Out of 698 respondents across occupations, ages, education and income levels, hailing from 47 states, Puerto Rico and Washington, D.C., 59% said they plan on shopping on Black Friday this year. The remaining 41% were split evenly between respondents who don't plan on participating in Black Friday and those who aren't sure.

Even though some stores regularly open as early as the afternoon of Thanksgiving these days, Black Friday still bears the popular image as a day of chaotic crowds. Among those who don't plan on shopping on Black Friday, 54% cited stores being too crowded as the reason for abstaining.


Even within the day's shoppers lies a continuation of a trend that might worry retailers: More than 52% of respondents plan to do their shopping online, compared to around 18% each for big-box stores and major malls.

The real estate industry is filled with people convinced that wherever there is a problem, the right built environment can unlock a solution. But Bisnow's survey doesn't indicate that shoppers' reason for staying home is one that can be addressed with different real estate choices: 83% of respondents said they were satisfied with their local shopping choices.

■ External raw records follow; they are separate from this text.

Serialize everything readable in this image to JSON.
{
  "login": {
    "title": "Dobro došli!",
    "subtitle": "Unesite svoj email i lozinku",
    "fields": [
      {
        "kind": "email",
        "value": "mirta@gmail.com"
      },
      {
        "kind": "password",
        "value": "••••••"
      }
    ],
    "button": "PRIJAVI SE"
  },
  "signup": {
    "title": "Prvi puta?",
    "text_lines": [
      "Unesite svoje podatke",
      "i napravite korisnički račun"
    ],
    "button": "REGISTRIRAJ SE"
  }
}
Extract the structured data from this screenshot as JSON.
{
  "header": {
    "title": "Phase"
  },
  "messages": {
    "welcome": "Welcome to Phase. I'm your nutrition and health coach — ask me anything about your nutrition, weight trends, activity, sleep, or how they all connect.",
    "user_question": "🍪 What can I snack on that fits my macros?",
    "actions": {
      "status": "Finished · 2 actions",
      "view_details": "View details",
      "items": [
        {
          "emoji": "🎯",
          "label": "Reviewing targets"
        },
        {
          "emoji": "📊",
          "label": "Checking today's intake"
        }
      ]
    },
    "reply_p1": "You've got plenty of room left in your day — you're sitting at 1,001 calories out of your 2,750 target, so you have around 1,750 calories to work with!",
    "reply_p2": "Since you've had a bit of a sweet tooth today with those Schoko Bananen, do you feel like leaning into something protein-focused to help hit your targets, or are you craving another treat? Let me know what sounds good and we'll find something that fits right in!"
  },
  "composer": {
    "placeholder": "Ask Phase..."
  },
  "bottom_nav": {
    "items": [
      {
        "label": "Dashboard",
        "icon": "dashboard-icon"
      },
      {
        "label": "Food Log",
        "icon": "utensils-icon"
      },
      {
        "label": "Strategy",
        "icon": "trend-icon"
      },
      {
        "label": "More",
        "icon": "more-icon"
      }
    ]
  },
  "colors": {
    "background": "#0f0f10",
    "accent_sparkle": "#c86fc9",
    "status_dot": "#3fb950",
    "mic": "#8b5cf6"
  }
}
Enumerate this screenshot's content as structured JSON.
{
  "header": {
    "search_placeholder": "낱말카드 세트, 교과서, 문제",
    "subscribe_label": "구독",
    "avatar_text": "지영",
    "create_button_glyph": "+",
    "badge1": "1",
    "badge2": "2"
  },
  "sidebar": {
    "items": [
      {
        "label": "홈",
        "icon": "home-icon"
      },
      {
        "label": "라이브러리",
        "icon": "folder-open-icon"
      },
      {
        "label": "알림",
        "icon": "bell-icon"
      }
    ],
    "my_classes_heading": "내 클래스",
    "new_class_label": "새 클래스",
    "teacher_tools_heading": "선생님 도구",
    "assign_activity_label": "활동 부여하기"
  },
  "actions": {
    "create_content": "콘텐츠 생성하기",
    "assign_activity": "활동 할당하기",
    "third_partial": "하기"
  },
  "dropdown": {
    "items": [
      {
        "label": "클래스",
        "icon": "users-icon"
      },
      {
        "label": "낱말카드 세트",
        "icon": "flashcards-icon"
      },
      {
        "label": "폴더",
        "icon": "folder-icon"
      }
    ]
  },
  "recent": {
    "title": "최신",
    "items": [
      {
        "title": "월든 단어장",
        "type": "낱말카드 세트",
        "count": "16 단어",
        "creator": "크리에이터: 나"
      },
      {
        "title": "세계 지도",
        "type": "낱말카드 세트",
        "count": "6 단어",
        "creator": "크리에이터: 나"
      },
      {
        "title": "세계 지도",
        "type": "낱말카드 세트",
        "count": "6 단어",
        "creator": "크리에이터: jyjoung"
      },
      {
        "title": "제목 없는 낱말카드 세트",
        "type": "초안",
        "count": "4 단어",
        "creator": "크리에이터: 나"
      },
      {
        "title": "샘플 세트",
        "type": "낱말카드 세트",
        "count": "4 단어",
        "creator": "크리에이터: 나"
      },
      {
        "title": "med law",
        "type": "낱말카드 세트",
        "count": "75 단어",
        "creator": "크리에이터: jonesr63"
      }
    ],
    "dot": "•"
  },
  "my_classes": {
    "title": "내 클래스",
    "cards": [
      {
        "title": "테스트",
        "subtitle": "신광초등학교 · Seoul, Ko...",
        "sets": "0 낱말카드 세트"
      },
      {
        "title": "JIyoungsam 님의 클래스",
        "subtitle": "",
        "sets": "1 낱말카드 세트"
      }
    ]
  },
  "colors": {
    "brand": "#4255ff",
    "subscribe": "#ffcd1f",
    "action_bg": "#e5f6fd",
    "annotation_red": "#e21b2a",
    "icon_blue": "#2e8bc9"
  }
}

Though there is some disagreement, reports from analytics firms like Deloitte indicate that consumer spending will be strong through the holiday season. On Black Friday, however, the bulk of shoppers will focus on stretching their dollar; 78% of Bisnow respondents who said they will be shopping on the day after Thanksgiving cited discounts as their primary reason. The second-most popular reason, at a comparatively meager 10%, is for the experience to spend time with family.


Over 39% of respondents to Bisnow's survey said they plan to spend no more than $500 on Black Friday, compared to 31% who plan to spend less than $200 and 19% who plan to spend less than $1,000. Just under 10% plan to spend over $1,000 on Black Friday.

Some retailers, especially apparel sellers and department stores, are depending on the upcoming holiday season to convince lenders and investors that they are trending in the right direction — rather than toward liquidation. Such retailers may be encouraged by the 68% of respondents who said they plan to buy clothing on Black Friday.

The second most popular category was household goods, a selection of just over 50% of respondents. The main tech categories of televisions, phones and computers followed closely behind.


Though the survey itself is not enough to draw any definitive conclusions, it reflects what many have anecdotally observed about holiday shopping: Though e-commerce has become incredibly important to the retail landscape, it has not erased the viability or appeal of brick-and-mortar retail. 

A meaningful portion of shoppers plan to visit multiple stores and spend hundreds of dollars at the stores in deepest need of a holiday boost. Whether that portion is big enough to keep brands like J. Crew or Neiman Marcus around for Black Friday 2020 remains to be seen.